05 February, 2008

Gratitude Fed By Inspiration

A fellow, Chris, I met recently is searching for a way to be more grateful and less critical with his life. I suggested to him that it is easy to feel gratitude when you feel inspired or excited about your life.

As many of you know, I get inspired by listening to inspiring people talk about their passions. A dense source of such talks can be found at TED Talks. I originally told Chris I would send him a list of four or five of the TED Talks presentation, which are my favourites. Below is a list of seven of them. And, honestly, they are only a drop in the bucket of excellent talks. My favourites list composes of probably 20 or more. Obviously, I can't suggest all of them. So, here are seven off that list:

Sir Ken Robinson: Do schools kill creativity?

Jeff Hawkins: Brain science is about to fundamentally change computing

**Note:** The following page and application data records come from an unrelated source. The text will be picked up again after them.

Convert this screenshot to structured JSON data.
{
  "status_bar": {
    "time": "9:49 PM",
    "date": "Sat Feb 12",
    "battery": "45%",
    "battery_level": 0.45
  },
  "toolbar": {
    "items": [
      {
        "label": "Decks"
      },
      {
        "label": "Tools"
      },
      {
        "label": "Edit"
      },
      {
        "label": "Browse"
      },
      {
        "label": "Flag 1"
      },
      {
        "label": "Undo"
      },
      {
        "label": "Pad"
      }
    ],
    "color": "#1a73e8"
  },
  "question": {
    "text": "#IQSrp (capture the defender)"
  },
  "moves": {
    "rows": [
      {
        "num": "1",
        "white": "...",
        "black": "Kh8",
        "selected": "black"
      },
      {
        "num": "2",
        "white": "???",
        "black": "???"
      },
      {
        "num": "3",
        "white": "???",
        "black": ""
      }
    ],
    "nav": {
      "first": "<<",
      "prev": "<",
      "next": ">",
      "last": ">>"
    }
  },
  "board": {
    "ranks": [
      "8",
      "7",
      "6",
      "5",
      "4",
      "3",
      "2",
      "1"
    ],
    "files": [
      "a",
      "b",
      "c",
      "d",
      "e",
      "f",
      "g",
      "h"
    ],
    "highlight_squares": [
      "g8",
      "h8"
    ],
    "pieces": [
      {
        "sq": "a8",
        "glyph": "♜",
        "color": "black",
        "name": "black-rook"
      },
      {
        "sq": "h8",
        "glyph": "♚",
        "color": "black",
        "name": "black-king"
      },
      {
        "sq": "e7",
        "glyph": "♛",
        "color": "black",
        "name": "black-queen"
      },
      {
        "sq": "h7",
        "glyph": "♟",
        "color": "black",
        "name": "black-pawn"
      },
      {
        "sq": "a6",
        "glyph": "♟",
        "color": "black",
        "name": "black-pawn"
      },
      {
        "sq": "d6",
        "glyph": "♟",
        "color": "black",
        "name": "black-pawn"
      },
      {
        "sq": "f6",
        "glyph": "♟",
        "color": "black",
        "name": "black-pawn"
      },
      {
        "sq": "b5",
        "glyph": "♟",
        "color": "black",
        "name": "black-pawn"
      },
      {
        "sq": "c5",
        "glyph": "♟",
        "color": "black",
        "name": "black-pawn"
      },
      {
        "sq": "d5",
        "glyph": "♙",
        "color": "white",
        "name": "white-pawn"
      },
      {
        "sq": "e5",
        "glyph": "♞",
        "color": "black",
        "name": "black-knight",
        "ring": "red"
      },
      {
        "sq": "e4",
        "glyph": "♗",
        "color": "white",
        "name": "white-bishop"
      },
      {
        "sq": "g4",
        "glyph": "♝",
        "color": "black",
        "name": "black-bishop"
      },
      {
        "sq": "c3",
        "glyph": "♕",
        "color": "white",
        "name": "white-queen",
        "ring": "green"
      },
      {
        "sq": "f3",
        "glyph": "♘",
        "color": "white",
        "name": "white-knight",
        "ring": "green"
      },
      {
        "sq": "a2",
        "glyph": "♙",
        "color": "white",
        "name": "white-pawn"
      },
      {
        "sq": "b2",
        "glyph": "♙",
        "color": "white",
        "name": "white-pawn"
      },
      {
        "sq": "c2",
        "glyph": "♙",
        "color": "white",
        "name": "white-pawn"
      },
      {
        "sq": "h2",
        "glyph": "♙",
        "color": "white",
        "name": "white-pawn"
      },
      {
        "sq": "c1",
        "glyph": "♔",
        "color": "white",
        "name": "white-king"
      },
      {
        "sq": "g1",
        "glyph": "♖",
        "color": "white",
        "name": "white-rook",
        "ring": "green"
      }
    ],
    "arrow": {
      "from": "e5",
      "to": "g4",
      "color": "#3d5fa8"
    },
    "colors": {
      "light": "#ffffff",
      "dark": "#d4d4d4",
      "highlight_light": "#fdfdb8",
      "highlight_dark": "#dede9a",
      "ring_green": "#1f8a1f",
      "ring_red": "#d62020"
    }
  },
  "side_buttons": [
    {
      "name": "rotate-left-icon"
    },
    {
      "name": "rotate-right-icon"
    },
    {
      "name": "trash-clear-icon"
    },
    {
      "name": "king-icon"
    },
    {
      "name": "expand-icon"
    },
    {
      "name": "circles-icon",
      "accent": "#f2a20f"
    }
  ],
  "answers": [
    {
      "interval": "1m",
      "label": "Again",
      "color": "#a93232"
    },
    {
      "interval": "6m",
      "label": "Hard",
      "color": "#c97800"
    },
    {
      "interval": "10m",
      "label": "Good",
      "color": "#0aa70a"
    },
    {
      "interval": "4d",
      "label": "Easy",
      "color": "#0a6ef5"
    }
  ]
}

Larry Lessig: How creativity is being strangled by the law

Evelyn Glennie: How to listen to music with your whole body

Majora Carter:Greening the ghetto

Vilayanur Ramachandran: A journey to the center of your mind

Lakshmi Pratury: The lost art of letter-writing

02 February, 2008

Postcard From Far Away


My daughter told me that she and a friend of hers often go into the department store down the road from our place to try on clothes. They pick out the most outrageous and ugliest stuff they can find and end up in stitches of laughter when they try the clothes on. I wonder if the salespersons think it is equally as hilarious.

01 February, 2008

Stormy Weather


My day-to-day life has just caught up with my internet/blogging/woyopracmo life. Full force. Stormy weather both inside and outside my door. Friends calling, emails arriving, trips still to be planned, kids needing to be fed, and just a general sense that it is time I face the music on some matters that have been sadly (nah, not so sadly actually) neglected since sometime around the beginning of November (nablomo).

Got to go. We'll see each other when we see each other.